--- INSTRUCTIONS TO FOLLOW ---
Return every line of the data exactly as it stands.

--- DATA TO PROCESS ---
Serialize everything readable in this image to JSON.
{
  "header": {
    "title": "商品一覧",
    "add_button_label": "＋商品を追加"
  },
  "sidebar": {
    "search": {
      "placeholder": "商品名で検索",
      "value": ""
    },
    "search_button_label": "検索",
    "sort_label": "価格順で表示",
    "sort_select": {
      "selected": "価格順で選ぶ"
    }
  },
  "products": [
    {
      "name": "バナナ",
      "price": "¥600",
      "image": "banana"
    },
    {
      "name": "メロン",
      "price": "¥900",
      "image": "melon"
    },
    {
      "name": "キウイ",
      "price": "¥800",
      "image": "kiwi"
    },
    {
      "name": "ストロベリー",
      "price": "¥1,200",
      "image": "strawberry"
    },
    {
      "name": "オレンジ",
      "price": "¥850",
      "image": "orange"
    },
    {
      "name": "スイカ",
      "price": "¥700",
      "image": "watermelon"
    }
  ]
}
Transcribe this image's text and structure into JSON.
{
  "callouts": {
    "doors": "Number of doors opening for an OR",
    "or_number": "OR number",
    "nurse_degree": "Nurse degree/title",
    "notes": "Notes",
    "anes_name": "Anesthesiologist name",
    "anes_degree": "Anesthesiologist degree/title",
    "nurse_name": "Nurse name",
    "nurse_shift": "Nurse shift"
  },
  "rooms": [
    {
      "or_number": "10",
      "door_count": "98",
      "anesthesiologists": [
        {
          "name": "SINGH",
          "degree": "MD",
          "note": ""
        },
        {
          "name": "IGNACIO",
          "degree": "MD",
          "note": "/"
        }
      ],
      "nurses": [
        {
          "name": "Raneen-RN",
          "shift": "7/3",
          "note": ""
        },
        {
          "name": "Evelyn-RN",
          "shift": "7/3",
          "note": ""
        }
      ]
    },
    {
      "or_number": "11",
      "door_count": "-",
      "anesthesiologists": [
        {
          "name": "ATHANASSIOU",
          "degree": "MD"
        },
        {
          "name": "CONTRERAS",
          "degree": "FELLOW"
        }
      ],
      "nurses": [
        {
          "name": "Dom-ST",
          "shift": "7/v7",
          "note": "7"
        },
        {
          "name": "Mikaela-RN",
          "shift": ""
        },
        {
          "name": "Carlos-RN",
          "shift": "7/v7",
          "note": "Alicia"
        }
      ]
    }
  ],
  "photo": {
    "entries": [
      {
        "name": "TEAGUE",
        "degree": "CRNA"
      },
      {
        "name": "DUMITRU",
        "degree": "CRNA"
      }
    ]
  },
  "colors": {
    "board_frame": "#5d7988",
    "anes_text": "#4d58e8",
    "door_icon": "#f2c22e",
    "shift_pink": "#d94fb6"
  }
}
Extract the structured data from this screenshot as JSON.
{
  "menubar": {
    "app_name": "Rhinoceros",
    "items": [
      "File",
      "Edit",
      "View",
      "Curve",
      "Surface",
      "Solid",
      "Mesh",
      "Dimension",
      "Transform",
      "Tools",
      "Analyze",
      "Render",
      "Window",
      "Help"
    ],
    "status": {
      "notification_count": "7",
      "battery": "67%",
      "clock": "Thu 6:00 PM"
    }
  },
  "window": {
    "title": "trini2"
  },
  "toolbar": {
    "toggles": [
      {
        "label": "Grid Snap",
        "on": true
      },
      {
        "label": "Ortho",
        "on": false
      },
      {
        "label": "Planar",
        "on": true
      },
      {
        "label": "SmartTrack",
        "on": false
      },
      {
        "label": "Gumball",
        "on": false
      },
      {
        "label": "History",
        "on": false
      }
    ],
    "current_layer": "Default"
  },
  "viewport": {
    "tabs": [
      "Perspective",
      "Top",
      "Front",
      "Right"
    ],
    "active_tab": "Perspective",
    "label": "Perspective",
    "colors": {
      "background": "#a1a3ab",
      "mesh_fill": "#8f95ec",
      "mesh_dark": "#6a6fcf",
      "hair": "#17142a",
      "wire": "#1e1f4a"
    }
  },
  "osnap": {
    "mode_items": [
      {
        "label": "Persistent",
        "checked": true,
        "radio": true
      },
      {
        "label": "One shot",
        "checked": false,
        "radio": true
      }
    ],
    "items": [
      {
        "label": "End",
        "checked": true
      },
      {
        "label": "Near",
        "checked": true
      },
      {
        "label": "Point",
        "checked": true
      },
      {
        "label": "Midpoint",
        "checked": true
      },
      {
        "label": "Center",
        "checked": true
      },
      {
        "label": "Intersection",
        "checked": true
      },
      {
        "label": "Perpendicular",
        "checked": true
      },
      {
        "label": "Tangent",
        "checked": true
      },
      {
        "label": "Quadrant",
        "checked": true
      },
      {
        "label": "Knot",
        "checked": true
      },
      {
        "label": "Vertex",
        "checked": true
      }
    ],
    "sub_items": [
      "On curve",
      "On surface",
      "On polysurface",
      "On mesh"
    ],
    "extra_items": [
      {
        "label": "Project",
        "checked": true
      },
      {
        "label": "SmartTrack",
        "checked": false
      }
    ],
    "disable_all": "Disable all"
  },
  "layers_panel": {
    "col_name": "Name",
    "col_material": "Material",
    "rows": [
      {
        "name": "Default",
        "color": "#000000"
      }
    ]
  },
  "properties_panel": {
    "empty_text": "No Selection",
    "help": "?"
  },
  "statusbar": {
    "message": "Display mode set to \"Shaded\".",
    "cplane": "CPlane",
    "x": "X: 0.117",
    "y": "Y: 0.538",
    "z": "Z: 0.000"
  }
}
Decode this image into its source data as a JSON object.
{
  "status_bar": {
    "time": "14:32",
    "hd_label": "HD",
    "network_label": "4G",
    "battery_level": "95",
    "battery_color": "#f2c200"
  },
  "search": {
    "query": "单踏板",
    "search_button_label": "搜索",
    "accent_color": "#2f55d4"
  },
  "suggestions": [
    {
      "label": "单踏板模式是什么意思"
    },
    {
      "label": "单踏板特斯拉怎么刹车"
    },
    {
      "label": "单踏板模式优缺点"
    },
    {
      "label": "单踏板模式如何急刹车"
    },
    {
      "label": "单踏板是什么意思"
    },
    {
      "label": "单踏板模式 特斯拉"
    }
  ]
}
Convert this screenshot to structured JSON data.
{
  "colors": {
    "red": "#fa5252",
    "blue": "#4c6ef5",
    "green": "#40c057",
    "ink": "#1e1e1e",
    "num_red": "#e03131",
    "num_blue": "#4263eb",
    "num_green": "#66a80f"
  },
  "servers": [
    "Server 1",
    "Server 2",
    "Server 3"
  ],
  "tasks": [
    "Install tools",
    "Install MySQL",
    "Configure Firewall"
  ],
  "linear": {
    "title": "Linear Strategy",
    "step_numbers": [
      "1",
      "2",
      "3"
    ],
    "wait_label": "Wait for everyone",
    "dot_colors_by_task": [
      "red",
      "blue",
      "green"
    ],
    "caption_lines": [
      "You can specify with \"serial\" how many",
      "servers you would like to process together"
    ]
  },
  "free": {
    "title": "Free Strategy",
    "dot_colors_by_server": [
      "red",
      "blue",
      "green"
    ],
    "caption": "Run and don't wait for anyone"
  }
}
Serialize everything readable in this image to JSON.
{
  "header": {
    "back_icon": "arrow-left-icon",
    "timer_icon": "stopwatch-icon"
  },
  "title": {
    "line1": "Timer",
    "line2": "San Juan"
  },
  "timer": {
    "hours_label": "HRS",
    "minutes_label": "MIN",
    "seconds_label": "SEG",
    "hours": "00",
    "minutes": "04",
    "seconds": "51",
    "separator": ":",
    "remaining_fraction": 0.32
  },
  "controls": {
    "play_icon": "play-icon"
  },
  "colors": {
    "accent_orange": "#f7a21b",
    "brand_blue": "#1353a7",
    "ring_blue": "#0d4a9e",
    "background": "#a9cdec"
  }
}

--- RESPONSE AREA ---
Serialize everything readable in this image to JSON.
{
  "header": {
    "title": "商品一覧",
    "add_button_label": "＋商品を追加"
  },
  "sidebar": {
    "search": {
      "placeholder": "商品名で検索",
      "value": ""
    },
    "search_button_label": "検索",
    "sort_label": "価格順で表示",
    "sort_select": {
      "selected": "価格順で選ぶ"
    }
  },
  "products": [
    {
      "name": "バナナ",
      "price": "¥600",
      "image": "banana"
    },
    {
      "name": "メロン",
      "price": "¥900",
      "image": "melon"
    },
    {
      "name": "キウイ",
      "price": "¥800",
      "image": "kiwi"
    },
    {
      "name": "ストロベリー",
      "price": "¥1,200",
      "image": "strawberry"
    },
    {
      "name": "オレンジ",
      "price": "¥850",
      "image": "orange"
    },
    {
      "name": "スイカ",
      "price": "¥700",
      "image": "watermelon"
    }
  ]
}
Transcribe this image's text and structure into JSON.
{
  "callouts": {
    "doors": "Number of doors opening for an OR",
    "or_number": "OR number",
    "nurse_degree": "Nurse degree/title",
    "notes": "Notes",
    "anes_name": "Anesthesiologist name",
    "anes_degree": "Anesthesiologist degree/title",
    "nurse_name": "Nurse name",
    "nurse_shift": "Nurse shift"
  },
  "rooms": [
    {
      "or_number": "10",
      "door_count": "98",
      "anesthesiologists": [
        {
          "name": "SINGH",
          "degree": "MD",
          "note": ""
        },
        {
          "name": "IGNACIO",
          "degree": "MD",
          "note": "/"
        }
      ],
      "nurses": [
        {
          "name": "Raneen-RN",
          "shift": "7/3",
          "note": ""
        },
        {
          "name": "Evelyn-RN",
          "shift": "7/3",
          "note": ""
        }
      ]
    },
    {
      "or_number": "11",
      "door_count": "-",
      "anesthesiologists": [
        {
          "name": "ATHANASSIOU",
          "degree": "MD"
        },
        {
          "name": "CONTRERAS",
          "degree": "FELLOW"
        }
      ],
      "nurses": [
        {
          "name": "Dom-ST",
          "shift": "7/v7",
          "note": "7"
        },
        {
          "name": "Mikaela-RN",
          "shift": ""
        },
        {
          "name": "Carlos-RN",
          "shift": "7/v7",
          "note": "Alicia"
        }
      ]
    }
  ],
  "photo": {
    "entries": [
      {
        "name": "TEAGUE",
        "degree": "CRNA"
      },
      {
        "name": "DUMITRU",
        "degree": "CRNA"
      }
    ]
  },
  "colors": {
    "board_frame": "#5d7988",
    "anes_text": "#4d58e8",
    "door_icon": "#f2c22e",
    "shift_pink": "#d94fb6"
  }
}
Extract the structured data from this screenshot as JSON.
{
  "menubar": {
    "app_name": "Rhinoceros",
    "items": [
      "File",
      "Edit",
      "View",
      "Curve",
      "Surface",
      "Solid",
      "Mesh",
      "Dimension",
      "Transform",
      "Tools",
      "Analyze",
      "Render",
      "Window",
      "Help"
    ],
    "status": {
      "notification_count": "7",
      "battery": "67%",
      "clock": "Thu 6:00 PM"
    }
  },
  "window": {
    "title": "trini2"
  },
  "toolbar": {
    "toggles": [
      {
        "label": "Grid Snap",
        "on": true
      },
      {
        "label": "Ortho",
        "on": false
      },
      {
        "label": "Planar",
        "on": true
      },
      {
        "label": "SmartTrack",
        "on": false
      },
      {
        "label": "Gumball",
        "on": false
      },
      {
        "label": "History",
        "on": false
      }
    ],
    "current_layer": "Default"
  },
  "viewport": {
    "tabs": [
      "Perspective",
      "Top",
      "Front",
      "Right"
    ],
    "active_tab": "Perspective",
    "label": "Perspective",
    "colors": {
      "background": "#a1a3ab",
      "mesh_fill": "#8f95ec",
      "mesh_dark": "#6a6fcf",
      "hair": "#17142a",
      "wire": "#1e1f4a"
    }
  },
  "osnap": {
    "mode_items": [
      {
        "label": "Persistent",
        "checked": true,
        "radio": true
      },
      {
        "label": "One shot",
        "checked": false,
        "radio": true
      }
    ],
    "items": [
      {
        "label": "End",
        "checked": true
      },
      {
        "label": "Near",
        "checked": true
      },
      {
        "label": "Point",
        "checked": true
      },
      {
        "label": "Midpoint",
        "checked": true
      },
      {
        "label": "Center",
        "checked": true
      },
      {
        "label": "Intersection",
        "checked": true
      },
      {
        "label": "Perpendicular",
        "checked": true
      },
      {
        "label": "Tangent",
        "checked": true
      },
      {
        "label": "Quadrant",
        "checked": true
      },
      {
        "label": "Knot",
        "checked": true
      },
      {
        "label": "Vertex",
        "checked": true
      }
    ],
    "sub_items": [
      "On curve",
      "On surface",
      "On polysurface",
      "On mesh"
    ],
    "extra_items": [
      {
        "label": "Project",
        "checked": true
      },
      {
        "label": "SmartTrack",
        "checked": false
      }
    ],
    "disable_all": "Disable all"
  },
  "layers_panel": {
    "col_name": "Name",
    "col_material": "Material",
    "rows": [
      {
        "name": "Default",
        "color": "#000000"
      }
    ]
  },
  "properties_panel": {
    "empty_text": "No Selection",
    "help": "?"
  },
  "statusbar": {
    "message": "Display mode set to \"Shaded\".",
    "cplane": "CPlane",
    "x": "X: 0.117",
    "y": "Y: 0.538",
    "z": "Z: 0.000"
  }
}
Decode this image into its source data as a JSON object.
{
  "status_bar": {
    "time": "14:32",
    "hd_label": "HD",
    "network_label": "4G",
    "battery_level": "95",
    "battery_color": "#f2c200"
  },
  "search": {
    "query": "单踏板",
    "search_button_label": "搜索",
    "accent_color": "#2f55d4"
  },
  "suggestions": [
    {
      "label": "单踏板模式是什么意思"
    },
    {
      "label": "单踏板特斯拉怎么刹车"
    },
    {
      "label": "单踏板模式优缺点"
    },
    {
      "label": "单踏板模式如何急刹车"
    },
    {
      "label": "单踏板是什么意思"
    },
    {
      "label": "单踏板模式 特斯拉"
    }
  ]
}
Convert this screenshot to structured JSON data.
{
  "colors": {
    "red": "#fa5252",
    "blue": "#4c6ef5",
    "green": "#40c057",
    "ink": "#1e1e1e",
    "num_red": "#e03131",
    "num_blue": "#4263eb",
    "num_green": "#66a80f"
  },
  "servers": [
    "Server 1",
    "Server 2",
    "Server 3"
  ],
  "tasks": [
    "Install tools",
    "Install MySQL",
    "Configure Firewall"
  ],
  "linear": {
    "title": "Linear Strategy",
    "step_numbers": [
      "1",
      "2",
      "3"
    ],
    "wait_label": "Wait for everyone",
    "dot_colors_by_task": [
      "red",
      "blue",
      "green"
    ],
    "caption_lines": [
      "You can specify with \"serial\" how many",
      "servers you would like to process together"
    ]
  },
  "free": {
    "title": "Free Strategy",
    "dot_colors_by_server": [
      "red",
      "blue",
      "green"
    ],
    "caption": "Run and don't wait for anyone"
  }
}
Serialize everything readable in this image to JSON.
{
  "header": {
    "back_icon": "arrow-left-icon",
    "timer_icon": "stopwatch-icon"
  },
  "title": {
    "line1": "Timer",
    "line2": "San Juan"
  },
  "timer": {
    "hours_label": "HRS",
    "minutes_label": "MIN",
    "seconds_label": "SEG",
    "hours": "00",
    "minutes": "04",
    "seconds": "51",
    "separator": ":",
    "remaining_fraction": 0.32
  },
  "controls": {
    "play_icon": "play-icon"
  },
  "colors": {
    "accent_orange": "#f7a21b",
    "brand_blue": "#1353a7",
    "ring_blue": "#0d4a9e",
    "background": "#a9cdec"
  }
}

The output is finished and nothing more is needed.